It had been a great year for me, and now my high school years were coming to an end. I was standing in a large group of noisy, excited seniors signing yearbooks when a girl I didn’t know asked me if she could sign my book. I thought it was a little unusual, but I shrugged and handed it over. She gave me a big smile and hurried off to a desk in one of the classrooms.
That night as I was looking through my yearbook and smiling at all the things my friends had written, I came to a small paragraph that began, “You don’t know me, but I have been watching you all year.”
I was shocked. I read that sentence over and over. I hadn’t been living my life as if someone might be watching me. I had only been thinking of what a good time I was having. I read on. This girl who had asked to sign my yearbook also wrote that she had noticed how active I was in seminary and that she was determined to be just like me.
While I was proud she had chosen me to admire, what I mostly felt at that moment was a profound sense of relief that I had not unknowingly led her down the wrong path by my actions. Not once during that last year of high school had I considered myself a role model to younger students. But that night when I said my prayers, I thanked Heavenly Father for righteous parents, inspiring teachers, and good friends who had made it easy for me to choose the right.
I never saw that girl again.
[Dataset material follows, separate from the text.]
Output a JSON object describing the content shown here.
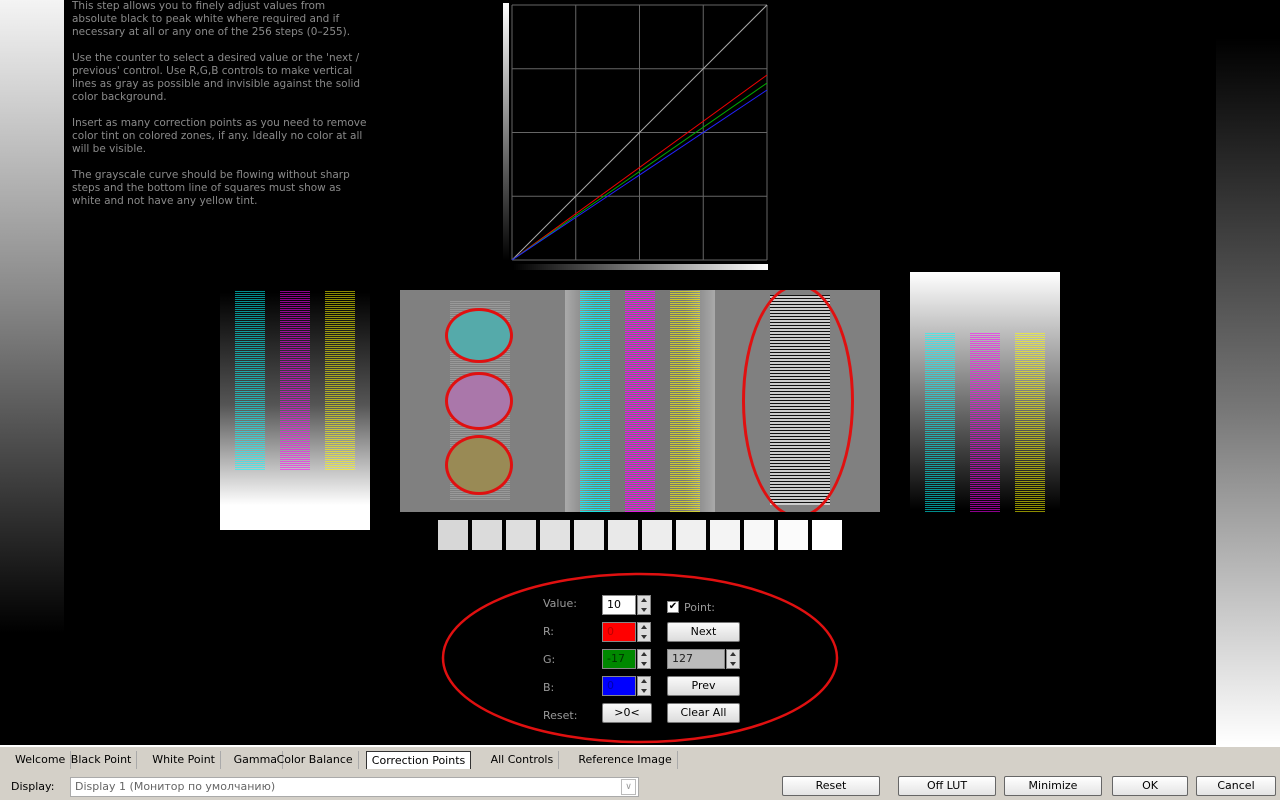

But I have always remembered the moment she changed my life by asking to sign my yearbook. I have tried since that day to live each minute as though someone is watching—because someone usually is.